■ **Work task**
Among the records below, find the lines with the word "data" and copy them.

═════ Material shown

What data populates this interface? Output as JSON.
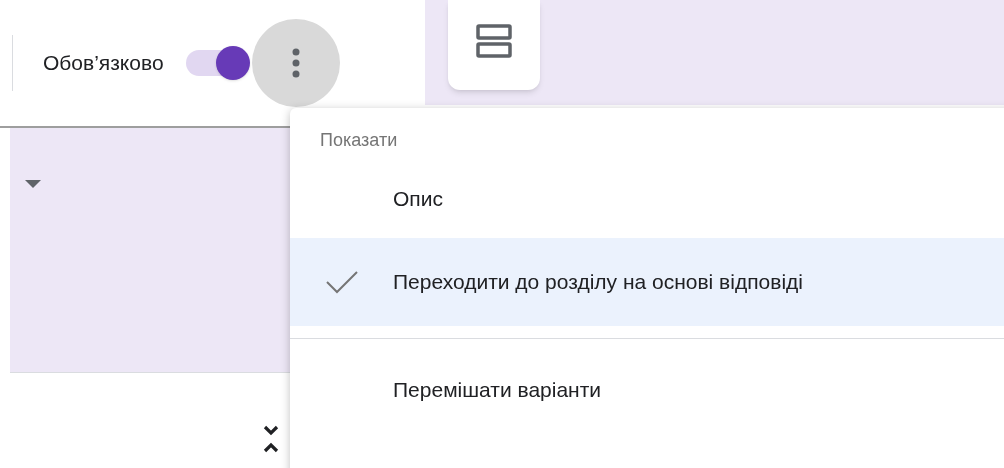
{
  "required_toggle": {
    "label": "Обов’язково",
    "on": true
  },
  "menu": {
    "sections": [
      {
        "header": "Показати",
        "items": [
          {
            "label": "Опис",
            "checked": false
          },
          {
            "label": "Переходити до розділу на основі відповіді",
            "checked": true
          }
        ]
      },
      {
        "items": [
          {
            "label": "Перемішати варіанти",
            "checked": false
          }
        ]
      }
    ]
  }
}
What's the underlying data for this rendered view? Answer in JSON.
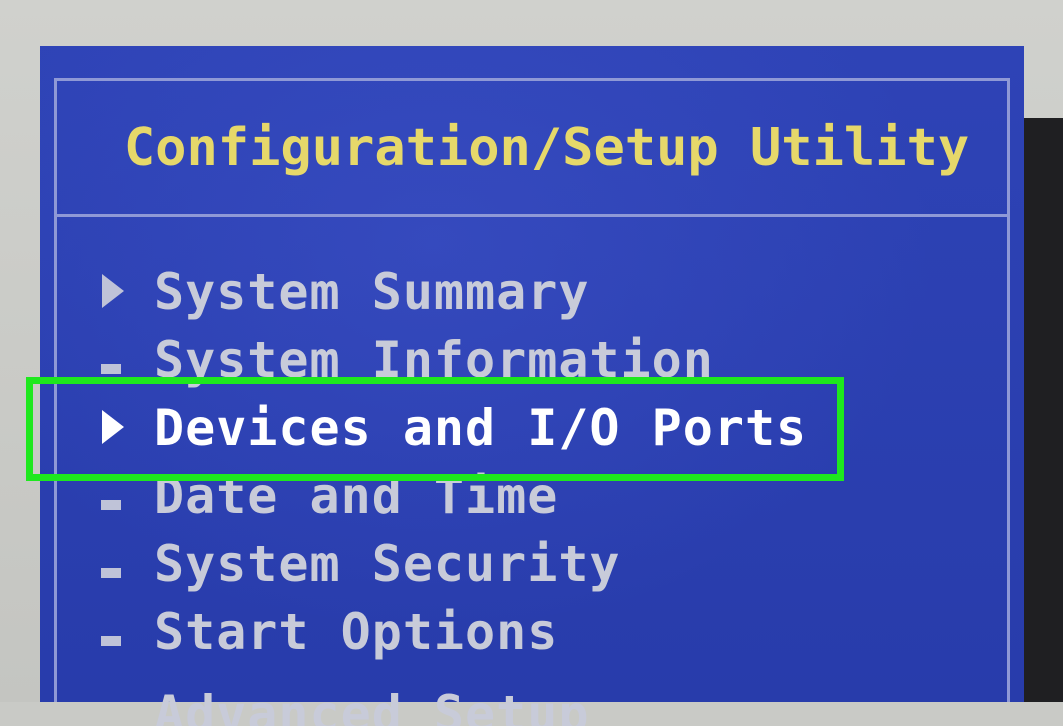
{
  "title": "Configuration/Setup Utility",
  "menu": {
    "items": [
      {
        "label": "System Summary",
        "marker": "triangle",
        "selected": false
      },
      {
        "label": "System Information",
        "marker": "square",
        "selected": false
      },
      {
        "label": "Devices and I/O Ports",
        "marker": "triangle",
        "selected": true
      },
      {
        "label": "Date and Time",
        "marker": "square",
        "selected": false
      },
      {
        "label": "System Security",
        "marker": "square",
        "selected": false
      },
      {
        "label": "Start Options",
        "marker": "square",
        "selected": false
      },
      {
        "label": "Advanced Setup",
        "marker": "none",
        "selected": false
      }
    ]
  },
  "colors": {
    "background": "#2b3fb0",
    "title_text": "#e6d86a",
    "menu_text": "#c8cbd9",
    "selected_text": "#ffffff",
    "highlight": "#1ee81e"
  },
  "icons": {
    "submenu": "triangle-right-icon",
    "item": "square-bullet-icon"
  }
}
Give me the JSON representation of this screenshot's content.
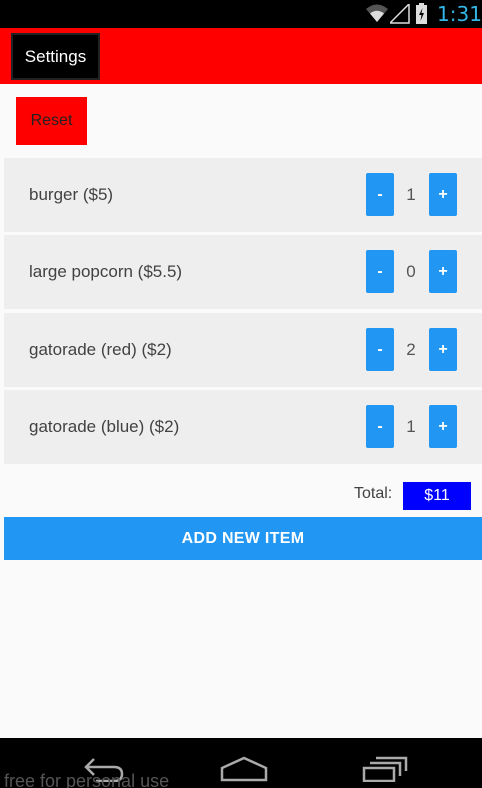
{
  "status_bar": {
    "time": "1:31",
    "icons": [
      "wifi-icon",
      "signal-icon",
      "battery-charging-icon"
    ],
    "time_color": "#33b5e5"
  },
  "app_bar": {
    "settings_label": "Settings",
    "color": "#ff0000"
  },
  "reset_label": "Reset",
  "items": [
    {
      "label": "burger ($5)",
      "quantity": "1",
      "minus": "-",
      "plus": "+"
    },
    {
      "label": "large popcorn ($5.5)",
      "quantity": "0",
      "minus": "-",
      "plus": "+"
    },
    {
      "label": "gatorade (red) ($2)",
      "quantity": "2",
      "minus": "-",
      "plus": "+"
    },
    {
      "label": "gatorade (blue) ($2)",
      "quantity": "1",
      "minus": "-",
      "plus": "+"
    }
  ],
  "total": {
    "label": "Total:",
    "value": "$11"
  },
  "add_item_label": "ADD NEW ITEM",
  "nav_bar": {
    "icons": [
      "back-icon",
      "home-icon",
      "recents-icon"
    ]
  },
  "watermark": "free for personal use",
  "colors": {
    "accent": "#2196f3",
    "total_bg": "#0000ff"
  }
}
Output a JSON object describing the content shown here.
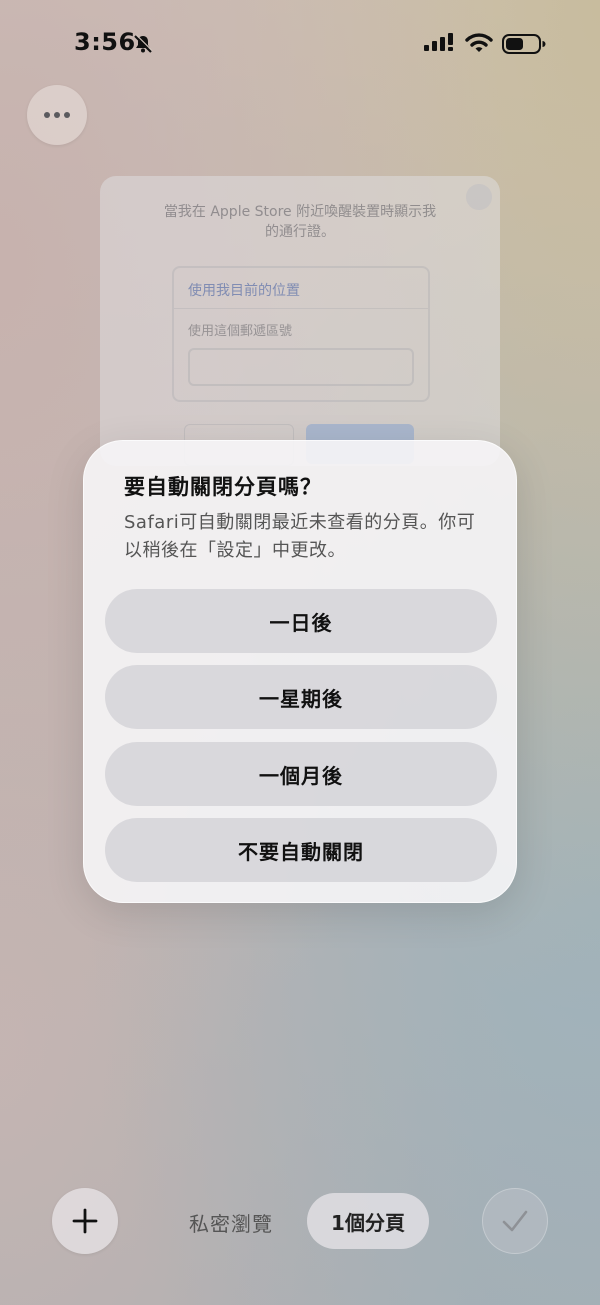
{
  "status_bar": {
    "time": "3:56"
  },
  "background_tab": {
    "prompt": "當我在 Apple Store 附近喚醒裝置時顯示我的通行證。",
    "option_current_location": "使用我目前的位置",
    "option_zip_code": "使用這個郵遞區號"
  },
  "alert": {
    "title": "要自動關閉分頁嗎？",
    "message": "Safari可自動關閉最近未查看的分頁。你可以稍後在「設定」中更改。",
    "options": [
      "一日後",
      "一星期後",
      "一個月後",
      "不要自動關閉"
    ]
  },
  "toolbar": {
    "private_label": "私密瀏覽",
    "tab_count_label": "1個分頁"
  },
  "colors": {
    "accent_blue": "#4a6fb3",
    "text_primary": "#111111",
    "text_secondary": "#555555"
  }
}
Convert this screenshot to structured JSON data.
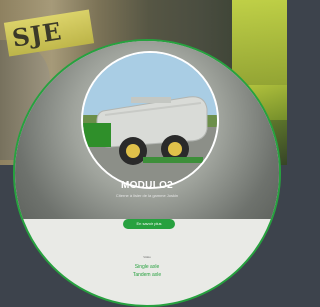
{
  "backdrop": {
    "sign_text": "SJE"
  },
  "card": {
    "product_title": "MODULO2",
    "product_subtitle": "Citerne à lisier de la gamme Joskin",
    "button_label": "En savoir plus",
    "small_label": "Vidéo",
    "link_1": "Single axle",
    "link_2": "Tandem axle"
  },
  "colors": {
    "accent": "#27a13f",
    "background": "#3d434c",
    "tank_body": "#d9dbd7",
    "tractor": "#2f8f2a"
  }
}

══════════

■ **Completed task**
What data populates this interface? Output as JSON.
What's the underlying data for this rendered view? Answer in JSON.
Convert this screenshot to structured JSON data.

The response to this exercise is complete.